December 31, 2017/1st Sunday after Christmas
Isaiah 61:10-62:3/Luke 2:22-40
Mary and Joseph may have had an unusual introduction to parenthood, what with the virgin birth and angel visitations and all, but they were determined to be faithful Jewish parents. When the infant boy was eight days old, they had him circumcised, according to the law of Moses, and named him Jesus. After forty days, when the time came for Mary to undergo the purification rituals and for them to present their first-born son to the Lord, they went up to Jerusalem. They couldn’t afford a lamb for the sacrifice, so instead they presented two turtledoves. While they might have given five shekels to “redeem” Jesus, they did nothing to change his status as belonging to God.
Entering the temple, they were met by an old man, whose entire face shone brightly when he saw the baby. Simeon swept Jesus up in his arms, cuddling the infant as he began to sing.
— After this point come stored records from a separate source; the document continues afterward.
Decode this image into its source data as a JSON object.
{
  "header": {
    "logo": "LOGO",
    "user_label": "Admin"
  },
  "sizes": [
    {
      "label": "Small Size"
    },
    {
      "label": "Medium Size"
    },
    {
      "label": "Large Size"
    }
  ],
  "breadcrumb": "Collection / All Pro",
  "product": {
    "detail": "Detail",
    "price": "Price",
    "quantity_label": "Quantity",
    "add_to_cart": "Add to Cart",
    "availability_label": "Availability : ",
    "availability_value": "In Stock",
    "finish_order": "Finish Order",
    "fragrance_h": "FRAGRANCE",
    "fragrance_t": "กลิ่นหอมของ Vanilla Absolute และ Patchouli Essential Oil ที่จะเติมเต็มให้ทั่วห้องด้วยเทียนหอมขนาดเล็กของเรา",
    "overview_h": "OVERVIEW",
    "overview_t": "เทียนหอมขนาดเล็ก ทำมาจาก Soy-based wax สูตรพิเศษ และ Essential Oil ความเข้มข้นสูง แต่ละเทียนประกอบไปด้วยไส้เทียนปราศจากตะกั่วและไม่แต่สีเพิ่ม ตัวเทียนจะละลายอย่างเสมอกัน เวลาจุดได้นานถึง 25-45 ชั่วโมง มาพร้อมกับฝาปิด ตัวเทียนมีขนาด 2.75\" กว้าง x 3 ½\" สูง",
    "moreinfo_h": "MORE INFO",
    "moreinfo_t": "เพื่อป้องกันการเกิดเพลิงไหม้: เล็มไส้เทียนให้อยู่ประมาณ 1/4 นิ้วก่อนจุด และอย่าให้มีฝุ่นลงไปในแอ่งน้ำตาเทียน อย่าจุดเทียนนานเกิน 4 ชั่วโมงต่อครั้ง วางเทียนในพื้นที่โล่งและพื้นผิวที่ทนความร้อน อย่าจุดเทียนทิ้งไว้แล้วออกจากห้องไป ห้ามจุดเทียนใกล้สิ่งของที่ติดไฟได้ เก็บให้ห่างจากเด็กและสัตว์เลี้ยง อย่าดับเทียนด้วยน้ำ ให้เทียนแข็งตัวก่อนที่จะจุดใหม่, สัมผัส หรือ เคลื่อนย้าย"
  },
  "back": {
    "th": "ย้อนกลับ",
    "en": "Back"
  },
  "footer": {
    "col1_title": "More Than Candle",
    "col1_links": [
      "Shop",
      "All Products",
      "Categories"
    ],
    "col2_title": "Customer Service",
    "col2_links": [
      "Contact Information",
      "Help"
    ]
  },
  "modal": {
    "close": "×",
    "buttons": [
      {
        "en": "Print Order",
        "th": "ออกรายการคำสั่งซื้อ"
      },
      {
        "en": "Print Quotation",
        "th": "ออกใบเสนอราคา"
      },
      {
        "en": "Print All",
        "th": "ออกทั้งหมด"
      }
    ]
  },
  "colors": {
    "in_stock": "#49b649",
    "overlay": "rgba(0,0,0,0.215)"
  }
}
Now, Lord, you let your servant go in peace: your word has been fulfilled. My own eyes have seen the salvation which you have prepared in the sight of every people: a light to reveal you to the nations and the glory of your people Israel.
Simeon’s song must have frightened Mary, speaking, as it did, about welcoming his death. In the infant Jesus, this old man saw the fulfillment of all that he longed for, the deliverance of all people, as promised by God. Not only would this baby bring the redemption of Israel; he would bring the redemption of the world.
And so he sang. He sang of the joy of future salvation. He sang of the faithfulness of God. He sang of the new light that his eyes beheld.
When Simeon’s song ended, he turned to Mary. His words to Mary were even more startling. “This child of yours will cause many people in Israel to fall and others to stand. The child will be like a warning sign. Many people will reject him, and you, Mary, will suffer as though you had been stabbed by a dagger” (Luke 2:34-35, CEB).
How Mary’s heart must have stuttered at his words! No doubt she pondered them as she remembered the words of the angel Gabriel. No doubt, in the years to come, as she watched the infant grow, she considered them time and again. No doubt, when the end of his days came, she felt that dagger pierce her heart, hearing Simeon’s words echo in her mind.
Simeon’s words – full of promise and full of pain. Full of recognition of the work of God in his presence, a work that would be for all people. Maybe, in time, Mary was able to draw comfort from them, draw comfort from the faith of an old man who was ready to die because he had seen the Lord’s Messiah.
What Simeon saw, we also see. “With the coming of Emmanuel, God with us, we need no longer fear … anything. For in the birth of the Christ-child so long ago, we, too, have seen and heard, tasted and felt, God’s steadfast and tenacious commitment to be both with us and for us … forever!”
 David Lose, “The Oddest Christmas Carol,” Dec. 25, 2011, workingpreacher.com